- **Directions**
The lines wanted are those in the data below that include "Param".

- **Provided material**
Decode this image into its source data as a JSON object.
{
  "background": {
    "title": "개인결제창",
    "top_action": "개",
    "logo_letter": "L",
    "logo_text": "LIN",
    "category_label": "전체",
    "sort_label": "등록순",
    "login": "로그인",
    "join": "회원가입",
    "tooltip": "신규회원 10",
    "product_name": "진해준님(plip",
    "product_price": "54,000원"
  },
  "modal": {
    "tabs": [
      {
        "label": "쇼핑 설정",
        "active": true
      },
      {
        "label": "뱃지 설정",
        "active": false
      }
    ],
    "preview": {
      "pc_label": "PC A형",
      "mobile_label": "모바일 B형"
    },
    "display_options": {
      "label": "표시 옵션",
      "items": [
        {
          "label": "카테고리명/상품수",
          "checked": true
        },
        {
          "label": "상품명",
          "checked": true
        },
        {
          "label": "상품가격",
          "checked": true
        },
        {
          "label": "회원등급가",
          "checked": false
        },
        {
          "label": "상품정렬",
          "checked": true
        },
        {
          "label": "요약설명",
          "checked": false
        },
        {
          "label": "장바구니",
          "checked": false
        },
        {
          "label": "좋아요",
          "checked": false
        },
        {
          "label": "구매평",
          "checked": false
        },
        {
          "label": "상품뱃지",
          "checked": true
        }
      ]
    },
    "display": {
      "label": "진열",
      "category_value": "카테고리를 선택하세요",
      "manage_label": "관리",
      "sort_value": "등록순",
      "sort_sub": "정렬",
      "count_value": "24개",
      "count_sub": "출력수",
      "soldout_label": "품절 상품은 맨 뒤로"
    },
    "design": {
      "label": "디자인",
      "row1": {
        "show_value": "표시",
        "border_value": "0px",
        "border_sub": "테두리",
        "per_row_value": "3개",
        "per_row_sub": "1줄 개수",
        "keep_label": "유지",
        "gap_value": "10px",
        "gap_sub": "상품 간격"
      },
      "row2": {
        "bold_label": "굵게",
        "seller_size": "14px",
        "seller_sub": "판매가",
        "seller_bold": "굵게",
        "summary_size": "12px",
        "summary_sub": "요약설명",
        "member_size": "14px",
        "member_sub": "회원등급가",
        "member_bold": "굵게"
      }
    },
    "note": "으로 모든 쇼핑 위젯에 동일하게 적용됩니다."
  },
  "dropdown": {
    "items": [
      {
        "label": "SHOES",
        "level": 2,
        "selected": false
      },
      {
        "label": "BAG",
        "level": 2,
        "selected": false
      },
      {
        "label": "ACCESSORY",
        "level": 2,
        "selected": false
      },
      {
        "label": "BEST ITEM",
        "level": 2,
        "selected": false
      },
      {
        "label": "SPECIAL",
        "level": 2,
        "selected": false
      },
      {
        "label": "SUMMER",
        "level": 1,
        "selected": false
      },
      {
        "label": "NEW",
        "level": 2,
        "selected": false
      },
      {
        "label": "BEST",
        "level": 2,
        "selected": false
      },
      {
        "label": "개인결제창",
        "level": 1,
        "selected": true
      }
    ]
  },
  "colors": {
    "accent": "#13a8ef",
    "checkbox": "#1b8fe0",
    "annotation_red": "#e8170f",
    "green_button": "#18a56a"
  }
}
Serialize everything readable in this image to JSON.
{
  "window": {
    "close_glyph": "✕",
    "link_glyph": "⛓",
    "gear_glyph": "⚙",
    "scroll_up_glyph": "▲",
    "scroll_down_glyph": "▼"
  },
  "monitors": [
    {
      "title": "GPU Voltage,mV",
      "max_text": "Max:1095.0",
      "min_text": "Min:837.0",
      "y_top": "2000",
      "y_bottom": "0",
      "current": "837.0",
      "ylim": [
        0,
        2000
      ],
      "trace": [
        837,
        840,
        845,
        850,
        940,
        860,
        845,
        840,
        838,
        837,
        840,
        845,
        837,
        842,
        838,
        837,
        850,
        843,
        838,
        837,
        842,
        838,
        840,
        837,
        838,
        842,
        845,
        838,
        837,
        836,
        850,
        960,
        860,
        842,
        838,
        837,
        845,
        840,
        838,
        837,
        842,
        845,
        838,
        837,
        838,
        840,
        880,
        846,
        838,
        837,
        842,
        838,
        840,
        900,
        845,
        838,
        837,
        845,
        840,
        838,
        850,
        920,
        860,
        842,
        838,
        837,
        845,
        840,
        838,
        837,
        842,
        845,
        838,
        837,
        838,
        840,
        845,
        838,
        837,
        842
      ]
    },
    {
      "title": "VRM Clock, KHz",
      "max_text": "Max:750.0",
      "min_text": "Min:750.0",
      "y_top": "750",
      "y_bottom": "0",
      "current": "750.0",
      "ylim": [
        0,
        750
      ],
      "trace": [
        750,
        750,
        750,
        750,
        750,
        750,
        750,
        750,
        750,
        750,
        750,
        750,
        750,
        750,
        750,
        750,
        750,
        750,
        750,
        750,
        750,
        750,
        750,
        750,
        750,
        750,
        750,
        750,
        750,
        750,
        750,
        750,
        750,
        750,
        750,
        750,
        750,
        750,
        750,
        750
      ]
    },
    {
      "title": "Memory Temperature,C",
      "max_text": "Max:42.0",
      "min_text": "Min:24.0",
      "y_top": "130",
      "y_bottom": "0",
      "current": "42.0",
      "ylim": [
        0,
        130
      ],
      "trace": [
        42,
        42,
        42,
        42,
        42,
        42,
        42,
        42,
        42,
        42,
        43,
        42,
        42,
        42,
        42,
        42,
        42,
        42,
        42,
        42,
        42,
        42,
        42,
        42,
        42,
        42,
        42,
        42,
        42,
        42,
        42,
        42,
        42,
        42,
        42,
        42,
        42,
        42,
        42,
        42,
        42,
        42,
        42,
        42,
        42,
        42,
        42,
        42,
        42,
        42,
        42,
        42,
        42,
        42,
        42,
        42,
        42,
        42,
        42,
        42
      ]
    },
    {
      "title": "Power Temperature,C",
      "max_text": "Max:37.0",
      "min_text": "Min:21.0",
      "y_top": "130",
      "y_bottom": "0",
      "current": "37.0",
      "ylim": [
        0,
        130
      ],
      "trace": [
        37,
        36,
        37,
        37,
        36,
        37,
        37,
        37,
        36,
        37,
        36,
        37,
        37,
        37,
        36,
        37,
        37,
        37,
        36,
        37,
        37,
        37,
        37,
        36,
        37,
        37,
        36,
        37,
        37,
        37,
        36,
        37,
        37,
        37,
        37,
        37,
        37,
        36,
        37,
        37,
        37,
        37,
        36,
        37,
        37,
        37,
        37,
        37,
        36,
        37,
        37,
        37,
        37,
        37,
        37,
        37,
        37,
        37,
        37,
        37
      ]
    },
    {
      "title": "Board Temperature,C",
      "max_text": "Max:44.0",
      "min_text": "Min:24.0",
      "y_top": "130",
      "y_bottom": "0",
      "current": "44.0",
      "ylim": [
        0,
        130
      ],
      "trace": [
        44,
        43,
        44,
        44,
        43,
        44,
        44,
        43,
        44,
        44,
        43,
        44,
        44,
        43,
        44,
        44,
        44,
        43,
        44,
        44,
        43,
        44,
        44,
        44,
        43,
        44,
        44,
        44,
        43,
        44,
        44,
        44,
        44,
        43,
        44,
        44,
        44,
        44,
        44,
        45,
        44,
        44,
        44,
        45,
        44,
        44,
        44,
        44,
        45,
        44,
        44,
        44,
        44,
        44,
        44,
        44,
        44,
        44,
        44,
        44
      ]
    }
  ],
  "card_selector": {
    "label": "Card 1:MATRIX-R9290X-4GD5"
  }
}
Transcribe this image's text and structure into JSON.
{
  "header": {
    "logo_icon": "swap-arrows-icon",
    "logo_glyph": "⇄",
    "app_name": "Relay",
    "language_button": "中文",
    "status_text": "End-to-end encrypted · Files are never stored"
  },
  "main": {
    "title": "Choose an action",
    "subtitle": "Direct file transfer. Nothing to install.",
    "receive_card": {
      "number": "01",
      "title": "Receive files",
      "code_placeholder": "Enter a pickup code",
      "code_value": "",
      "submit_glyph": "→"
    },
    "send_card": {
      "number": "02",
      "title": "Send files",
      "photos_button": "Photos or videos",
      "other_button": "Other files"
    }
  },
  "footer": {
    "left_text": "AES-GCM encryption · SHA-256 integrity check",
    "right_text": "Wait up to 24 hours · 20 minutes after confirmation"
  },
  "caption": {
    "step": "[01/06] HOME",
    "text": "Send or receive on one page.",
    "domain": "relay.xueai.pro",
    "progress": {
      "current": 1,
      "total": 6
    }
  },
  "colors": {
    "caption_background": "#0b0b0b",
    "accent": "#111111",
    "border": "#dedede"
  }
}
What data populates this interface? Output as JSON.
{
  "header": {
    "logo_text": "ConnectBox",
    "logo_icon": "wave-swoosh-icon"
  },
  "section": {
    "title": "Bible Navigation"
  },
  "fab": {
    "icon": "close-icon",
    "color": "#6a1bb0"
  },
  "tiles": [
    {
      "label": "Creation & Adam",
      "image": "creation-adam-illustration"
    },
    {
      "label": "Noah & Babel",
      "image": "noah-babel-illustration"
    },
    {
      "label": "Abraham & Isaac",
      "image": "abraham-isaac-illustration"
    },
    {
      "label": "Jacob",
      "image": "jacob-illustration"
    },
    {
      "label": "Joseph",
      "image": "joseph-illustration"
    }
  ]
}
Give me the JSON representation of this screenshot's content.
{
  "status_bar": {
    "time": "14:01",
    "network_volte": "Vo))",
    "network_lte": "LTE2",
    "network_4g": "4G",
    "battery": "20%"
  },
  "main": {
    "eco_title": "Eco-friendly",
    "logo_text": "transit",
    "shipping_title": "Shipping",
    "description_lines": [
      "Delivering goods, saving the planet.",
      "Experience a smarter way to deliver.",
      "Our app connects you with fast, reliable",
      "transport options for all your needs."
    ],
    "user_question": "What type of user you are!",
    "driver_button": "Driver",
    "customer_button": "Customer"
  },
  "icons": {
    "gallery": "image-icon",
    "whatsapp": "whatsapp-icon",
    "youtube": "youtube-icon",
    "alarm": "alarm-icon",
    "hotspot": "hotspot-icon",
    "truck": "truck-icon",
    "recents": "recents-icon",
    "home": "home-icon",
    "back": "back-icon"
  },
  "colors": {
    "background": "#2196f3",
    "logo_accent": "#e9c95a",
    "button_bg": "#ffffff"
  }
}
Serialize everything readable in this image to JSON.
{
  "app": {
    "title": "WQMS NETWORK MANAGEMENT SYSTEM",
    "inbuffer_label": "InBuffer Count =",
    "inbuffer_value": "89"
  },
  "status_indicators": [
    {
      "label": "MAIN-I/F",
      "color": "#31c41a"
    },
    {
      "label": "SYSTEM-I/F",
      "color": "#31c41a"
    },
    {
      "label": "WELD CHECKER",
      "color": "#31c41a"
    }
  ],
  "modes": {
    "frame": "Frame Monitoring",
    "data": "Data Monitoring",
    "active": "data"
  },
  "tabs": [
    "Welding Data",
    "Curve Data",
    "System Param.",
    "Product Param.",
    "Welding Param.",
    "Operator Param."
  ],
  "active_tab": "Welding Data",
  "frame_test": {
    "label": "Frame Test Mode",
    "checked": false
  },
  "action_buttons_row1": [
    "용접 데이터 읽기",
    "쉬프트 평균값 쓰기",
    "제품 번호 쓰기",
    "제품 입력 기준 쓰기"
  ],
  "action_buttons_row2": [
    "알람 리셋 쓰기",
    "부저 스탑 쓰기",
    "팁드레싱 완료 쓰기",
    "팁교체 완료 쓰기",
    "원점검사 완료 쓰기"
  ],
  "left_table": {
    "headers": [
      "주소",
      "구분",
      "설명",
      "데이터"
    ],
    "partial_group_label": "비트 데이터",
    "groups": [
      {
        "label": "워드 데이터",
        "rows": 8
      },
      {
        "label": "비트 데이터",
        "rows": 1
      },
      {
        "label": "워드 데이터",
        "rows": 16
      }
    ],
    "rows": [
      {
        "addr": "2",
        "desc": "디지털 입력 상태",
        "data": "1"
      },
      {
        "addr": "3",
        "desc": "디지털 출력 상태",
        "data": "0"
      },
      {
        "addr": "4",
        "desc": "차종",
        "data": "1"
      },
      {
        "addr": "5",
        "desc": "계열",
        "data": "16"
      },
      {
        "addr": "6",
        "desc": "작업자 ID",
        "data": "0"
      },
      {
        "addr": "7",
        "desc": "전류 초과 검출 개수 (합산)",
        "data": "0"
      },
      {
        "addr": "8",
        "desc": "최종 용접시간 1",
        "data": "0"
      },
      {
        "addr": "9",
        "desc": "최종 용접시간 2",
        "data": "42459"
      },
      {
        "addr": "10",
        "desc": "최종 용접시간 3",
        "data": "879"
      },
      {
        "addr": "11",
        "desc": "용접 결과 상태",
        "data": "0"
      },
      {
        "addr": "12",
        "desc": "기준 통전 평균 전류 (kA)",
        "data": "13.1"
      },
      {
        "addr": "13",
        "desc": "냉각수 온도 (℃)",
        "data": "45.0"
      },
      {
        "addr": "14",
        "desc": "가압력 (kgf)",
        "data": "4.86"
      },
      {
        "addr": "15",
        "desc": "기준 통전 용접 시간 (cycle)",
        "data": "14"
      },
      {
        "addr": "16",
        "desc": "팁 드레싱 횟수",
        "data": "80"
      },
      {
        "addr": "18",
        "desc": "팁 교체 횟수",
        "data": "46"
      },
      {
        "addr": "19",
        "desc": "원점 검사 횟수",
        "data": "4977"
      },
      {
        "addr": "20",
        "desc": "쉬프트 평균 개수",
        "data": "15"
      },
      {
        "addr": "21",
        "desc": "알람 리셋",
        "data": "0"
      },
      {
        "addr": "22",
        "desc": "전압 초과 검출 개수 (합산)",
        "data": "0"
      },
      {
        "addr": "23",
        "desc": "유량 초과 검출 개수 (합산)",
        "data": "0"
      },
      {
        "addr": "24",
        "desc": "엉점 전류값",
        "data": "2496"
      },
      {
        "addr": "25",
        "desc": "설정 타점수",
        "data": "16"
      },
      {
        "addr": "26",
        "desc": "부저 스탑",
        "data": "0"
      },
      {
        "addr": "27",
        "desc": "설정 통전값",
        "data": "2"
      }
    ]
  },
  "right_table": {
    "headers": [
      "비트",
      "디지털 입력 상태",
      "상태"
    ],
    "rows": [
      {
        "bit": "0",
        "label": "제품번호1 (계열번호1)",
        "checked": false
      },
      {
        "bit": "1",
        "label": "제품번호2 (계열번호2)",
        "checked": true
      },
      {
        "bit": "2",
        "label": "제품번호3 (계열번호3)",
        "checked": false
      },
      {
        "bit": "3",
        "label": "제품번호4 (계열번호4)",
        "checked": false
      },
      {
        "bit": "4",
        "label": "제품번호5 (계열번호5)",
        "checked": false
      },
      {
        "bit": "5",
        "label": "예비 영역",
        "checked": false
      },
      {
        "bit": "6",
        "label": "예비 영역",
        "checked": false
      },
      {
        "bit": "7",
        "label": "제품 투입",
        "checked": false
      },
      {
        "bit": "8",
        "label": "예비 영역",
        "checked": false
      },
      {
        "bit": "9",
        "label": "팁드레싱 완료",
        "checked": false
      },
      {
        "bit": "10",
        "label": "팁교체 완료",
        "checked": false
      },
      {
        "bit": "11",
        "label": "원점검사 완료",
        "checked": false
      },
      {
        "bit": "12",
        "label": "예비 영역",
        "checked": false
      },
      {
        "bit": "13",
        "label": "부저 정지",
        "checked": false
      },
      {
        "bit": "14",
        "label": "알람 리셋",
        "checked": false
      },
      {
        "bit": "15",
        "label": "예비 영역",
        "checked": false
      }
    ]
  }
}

- **Answer for this exercise**
    "System Param.",
    "Product Param.",
    "Welding Param.",
    "Operator Param."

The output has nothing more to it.